» Action item:
Go through the data below and return each line containing the word "name".

Available data below:

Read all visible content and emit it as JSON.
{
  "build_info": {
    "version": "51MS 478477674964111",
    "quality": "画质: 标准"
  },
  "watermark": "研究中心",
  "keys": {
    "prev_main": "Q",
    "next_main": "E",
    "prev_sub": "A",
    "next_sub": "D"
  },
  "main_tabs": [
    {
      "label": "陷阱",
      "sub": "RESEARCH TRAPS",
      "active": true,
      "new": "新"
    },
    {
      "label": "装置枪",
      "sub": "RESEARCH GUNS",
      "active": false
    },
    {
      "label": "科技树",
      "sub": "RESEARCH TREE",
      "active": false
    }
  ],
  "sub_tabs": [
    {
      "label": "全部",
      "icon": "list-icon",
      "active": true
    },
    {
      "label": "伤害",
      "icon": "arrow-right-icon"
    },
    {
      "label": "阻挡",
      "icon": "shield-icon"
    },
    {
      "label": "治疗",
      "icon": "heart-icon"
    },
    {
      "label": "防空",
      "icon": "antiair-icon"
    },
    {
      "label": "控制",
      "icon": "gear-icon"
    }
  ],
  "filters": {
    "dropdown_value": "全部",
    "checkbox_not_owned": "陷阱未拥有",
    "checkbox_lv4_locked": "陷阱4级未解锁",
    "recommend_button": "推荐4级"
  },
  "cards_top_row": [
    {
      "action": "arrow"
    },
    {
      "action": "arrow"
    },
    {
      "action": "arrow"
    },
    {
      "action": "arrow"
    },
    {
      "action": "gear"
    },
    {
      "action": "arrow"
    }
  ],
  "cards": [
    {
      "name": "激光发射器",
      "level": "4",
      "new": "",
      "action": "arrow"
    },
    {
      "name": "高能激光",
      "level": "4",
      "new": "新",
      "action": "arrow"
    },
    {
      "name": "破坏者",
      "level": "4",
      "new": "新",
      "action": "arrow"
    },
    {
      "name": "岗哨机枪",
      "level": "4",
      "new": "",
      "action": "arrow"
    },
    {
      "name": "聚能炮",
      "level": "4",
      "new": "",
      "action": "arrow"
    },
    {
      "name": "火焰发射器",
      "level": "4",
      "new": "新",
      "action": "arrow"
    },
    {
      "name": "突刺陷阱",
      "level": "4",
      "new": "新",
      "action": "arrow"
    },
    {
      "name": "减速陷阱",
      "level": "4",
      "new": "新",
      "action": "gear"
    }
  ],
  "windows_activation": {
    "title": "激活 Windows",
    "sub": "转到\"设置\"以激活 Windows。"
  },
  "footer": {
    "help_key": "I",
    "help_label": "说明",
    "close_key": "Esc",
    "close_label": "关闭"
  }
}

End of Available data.

» Answer space:
      "name": "激光发射器",
      "name": "高能激光",
      "name": "破坏者",
      "name": "岗哨机枪",
      "name": "聚能炮",
      "name": "火焰发射器",
      "name": "突刺陷阱",
      "name": "减速陷阱",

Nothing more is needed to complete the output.